The brothers and company in skateboarding action. Produced by Russel Albert Daniels for Mill Valley Patch, via You Tube.
The brothers - a business school grad and a wetsuit designer for Patagonia - compare using the Sporting-Sail to tow-in surfing: It allows users "to carve bigger and longer hills on smaller more playful set-ups." But it also allows them to incorporate more of the elements into their sport, giving them the ability "harness new terrain depending on wind conditions that day."
"Nobody goes skateboarding and says, ‘It's a northwest wind coming in at 13 knots, I should go skate at Fort Cronkite Hill,'" said Nick in a video interview with Time, "but now we start to think that way."
Today, the brothers' modification of their grandfather's original "Ski-Klipper" is made from military grade parachute fabric, and can be purchased from their site for $79, with a few upcoming designs (priced $39-$99) on the way.

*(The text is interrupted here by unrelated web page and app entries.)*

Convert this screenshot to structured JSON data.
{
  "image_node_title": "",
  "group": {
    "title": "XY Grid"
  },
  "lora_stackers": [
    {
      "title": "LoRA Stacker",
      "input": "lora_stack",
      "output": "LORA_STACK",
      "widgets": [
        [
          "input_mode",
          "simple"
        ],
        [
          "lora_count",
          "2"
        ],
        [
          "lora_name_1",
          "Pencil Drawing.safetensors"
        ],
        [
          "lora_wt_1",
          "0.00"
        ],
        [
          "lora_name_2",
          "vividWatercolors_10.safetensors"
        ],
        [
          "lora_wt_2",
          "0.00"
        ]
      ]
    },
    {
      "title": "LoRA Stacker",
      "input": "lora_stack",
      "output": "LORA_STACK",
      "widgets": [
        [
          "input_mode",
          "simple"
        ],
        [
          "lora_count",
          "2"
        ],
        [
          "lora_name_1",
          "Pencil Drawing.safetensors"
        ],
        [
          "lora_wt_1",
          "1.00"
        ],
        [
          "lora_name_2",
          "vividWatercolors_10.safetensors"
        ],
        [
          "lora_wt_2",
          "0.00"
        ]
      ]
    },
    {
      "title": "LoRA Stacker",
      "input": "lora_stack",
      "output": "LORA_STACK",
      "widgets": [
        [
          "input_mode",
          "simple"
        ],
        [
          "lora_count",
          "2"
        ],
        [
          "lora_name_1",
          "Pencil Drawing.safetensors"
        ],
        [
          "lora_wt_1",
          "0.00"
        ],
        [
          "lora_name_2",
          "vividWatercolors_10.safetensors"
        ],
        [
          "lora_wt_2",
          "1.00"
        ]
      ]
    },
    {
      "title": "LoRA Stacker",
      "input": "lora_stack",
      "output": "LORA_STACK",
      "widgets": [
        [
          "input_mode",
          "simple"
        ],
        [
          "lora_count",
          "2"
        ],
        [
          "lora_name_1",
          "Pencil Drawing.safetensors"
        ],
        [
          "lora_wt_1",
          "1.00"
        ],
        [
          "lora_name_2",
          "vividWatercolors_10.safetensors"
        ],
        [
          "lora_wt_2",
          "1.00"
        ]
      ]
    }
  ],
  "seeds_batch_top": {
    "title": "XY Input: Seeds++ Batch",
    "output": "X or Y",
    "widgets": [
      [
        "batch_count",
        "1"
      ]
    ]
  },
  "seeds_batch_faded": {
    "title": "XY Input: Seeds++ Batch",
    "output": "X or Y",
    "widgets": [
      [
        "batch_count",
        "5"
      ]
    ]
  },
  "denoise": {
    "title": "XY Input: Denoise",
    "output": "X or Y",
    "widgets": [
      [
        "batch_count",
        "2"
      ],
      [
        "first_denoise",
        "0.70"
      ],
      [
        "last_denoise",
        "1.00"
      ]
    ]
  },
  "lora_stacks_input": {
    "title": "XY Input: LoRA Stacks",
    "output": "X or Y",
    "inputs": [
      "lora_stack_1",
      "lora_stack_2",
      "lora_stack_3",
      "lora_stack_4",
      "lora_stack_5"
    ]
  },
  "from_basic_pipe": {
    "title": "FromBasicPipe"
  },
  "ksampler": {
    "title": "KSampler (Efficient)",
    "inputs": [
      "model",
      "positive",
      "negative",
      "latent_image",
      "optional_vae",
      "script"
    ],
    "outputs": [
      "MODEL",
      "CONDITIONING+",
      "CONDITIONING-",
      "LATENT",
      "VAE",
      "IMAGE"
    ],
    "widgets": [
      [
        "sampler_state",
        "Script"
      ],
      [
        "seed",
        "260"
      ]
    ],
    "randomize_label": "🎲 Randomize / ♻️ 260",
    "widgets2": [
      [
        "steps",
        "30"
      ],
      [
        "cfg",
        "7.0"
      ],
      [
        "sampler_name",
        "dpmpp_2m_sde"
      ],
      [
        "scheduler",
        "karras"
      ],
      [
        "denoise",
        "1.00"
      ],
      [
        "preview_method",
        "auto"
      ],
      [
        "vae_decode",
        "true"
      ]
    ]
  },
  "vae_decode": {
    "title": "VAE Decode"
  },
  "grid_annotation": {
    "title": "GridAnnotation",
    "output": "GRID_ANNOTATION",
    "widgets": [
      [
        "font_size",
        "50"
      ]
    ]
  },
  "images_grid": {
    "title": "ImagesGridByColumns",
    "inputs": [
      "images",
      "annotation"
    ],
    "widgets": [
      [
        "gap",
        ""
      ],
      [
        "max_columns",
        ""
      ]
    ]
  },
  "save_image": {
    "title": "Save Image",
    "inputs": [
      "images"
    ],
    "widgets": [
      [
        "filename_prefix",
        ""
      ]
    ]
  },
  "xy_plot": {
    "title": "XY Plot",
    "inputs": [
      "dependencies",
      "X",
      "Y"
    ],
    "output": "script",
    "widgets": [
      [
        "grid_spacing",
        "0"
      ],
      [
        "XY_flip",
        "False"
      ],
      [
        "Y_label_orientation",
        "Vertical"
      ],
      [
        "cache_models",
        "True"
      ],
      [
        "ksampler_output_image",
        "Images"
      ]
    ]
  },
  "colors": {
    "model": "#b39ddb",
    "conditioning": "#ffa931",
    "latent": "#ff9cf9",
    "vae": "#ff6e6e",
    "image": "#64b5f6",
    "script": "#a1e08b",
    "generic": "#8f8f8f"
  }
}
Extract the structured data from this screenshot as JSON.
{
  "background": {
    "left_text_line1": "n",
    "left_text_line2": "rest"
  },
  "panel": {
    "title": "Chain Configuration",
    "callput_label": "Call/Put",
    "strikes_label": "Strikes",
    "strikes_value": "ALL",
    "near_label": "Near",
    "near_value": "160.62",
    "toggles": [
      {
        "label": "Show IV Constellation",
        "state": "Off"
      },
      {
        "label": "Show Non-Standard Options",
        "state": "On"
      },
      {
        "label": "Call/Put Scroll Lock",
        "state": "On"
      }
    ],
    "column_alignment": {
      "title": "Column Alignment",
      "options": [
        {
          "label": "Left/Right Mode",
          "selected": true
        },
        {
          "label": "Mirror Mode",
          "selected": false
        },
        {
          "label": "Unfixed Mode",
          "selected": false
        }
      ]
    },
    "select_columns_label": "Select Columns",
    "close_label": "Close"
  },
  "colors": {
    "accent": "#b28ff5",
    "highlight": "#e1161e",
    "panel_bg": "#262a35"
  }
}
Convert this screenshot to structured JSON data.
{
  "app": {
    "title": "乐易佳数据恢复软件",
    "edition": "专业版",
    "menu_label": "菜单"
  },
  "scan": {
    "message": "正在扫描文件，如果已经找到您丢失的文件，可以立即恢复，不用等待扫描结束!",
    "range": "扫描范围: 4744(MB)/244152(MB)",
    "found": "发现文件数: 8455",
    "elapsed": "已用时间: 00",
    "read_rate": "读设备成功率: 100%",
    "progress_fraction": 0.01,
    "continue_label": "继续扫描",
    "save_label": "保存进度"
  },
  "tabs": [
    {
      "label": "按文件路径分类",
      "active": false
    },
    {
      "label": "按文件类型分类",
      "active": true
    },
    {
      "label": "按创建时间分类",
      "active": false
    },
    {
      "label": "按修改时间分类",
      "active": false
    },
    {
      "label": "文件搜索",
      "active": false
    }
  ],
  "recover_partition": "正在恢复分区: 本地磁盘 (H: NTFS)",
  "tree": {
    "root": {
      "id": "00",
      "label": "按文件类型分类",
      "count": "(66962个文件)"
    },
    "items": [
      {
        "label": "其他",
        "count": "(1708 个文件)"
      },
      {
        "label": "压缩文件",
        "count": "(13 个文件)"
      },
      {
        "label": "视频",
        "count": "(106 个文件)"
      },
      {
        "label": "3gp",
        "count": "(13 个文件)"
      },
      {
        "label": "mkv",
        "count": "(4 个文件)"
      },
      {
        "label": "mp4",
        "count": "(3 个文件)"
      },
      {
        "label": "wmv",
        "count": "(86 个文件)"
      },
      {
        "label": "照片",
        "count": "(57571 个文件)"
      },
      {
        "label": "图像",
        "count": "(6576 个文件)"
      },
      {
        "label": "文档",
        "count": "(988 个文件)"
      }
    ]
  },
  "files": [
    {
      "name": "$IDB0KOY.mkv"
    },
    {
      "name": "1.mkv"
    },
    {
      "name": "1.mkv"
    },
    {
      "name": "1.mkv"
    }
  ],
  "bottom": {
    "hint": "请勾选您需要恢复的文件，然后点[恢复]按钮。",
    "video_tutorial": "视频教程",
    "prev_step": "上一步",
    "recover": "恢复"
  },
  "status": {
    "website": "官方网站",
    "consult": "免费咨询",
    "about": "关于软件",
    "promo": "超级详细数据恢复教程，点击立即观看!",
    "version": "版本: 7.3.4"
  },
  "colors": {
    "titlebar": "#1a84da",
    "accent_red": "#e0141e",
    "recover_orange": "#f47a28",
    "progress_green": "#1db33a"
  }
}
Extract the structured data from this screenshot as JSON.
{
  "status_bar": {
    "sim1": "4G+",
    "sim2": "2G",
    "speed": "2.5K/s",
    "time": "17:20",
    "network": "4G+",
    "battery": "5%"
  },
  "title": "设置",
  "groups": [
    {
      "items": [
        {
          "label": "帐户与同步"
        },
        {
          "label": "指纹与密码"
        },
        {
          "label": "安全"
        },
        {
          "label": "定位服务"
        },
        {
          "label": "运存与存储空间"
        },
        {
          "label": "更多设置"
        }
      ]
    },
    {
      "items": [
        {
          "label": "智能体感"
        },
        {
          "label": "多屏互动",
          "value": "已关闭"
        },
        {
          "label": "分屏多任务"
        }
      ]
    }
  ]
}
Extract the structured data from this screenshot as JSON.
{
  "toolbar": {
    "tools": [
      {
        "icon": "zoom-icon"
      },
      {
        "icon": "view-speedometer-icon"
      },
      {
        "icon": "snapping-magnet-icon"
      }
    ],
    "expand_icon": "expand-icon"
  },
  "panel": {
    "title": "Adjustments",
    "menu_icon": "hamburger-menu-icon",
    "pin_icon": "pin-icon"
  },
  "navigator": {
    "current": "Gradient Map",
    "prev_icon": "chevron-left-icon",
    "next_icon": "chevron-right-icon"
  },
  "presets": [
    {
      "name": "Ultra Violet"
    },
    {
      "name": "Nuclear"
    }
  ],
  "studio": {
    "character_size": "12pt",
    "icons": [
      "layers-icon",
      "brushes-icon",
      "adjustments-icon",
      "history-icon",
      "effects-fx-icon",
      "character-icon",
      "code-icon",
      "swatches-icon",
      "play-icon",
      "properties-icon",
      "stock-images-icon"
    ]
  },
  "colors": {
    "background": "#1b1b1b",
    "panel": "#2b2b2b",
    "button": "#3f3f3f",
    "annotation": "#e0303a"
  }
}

Whether the chutes become a commercial success or not is yet to be seen, but one thing is clear: Skiing, skateboarding, and even surfing with all of the elements fully in mind - and in hand - is a beautiful thing.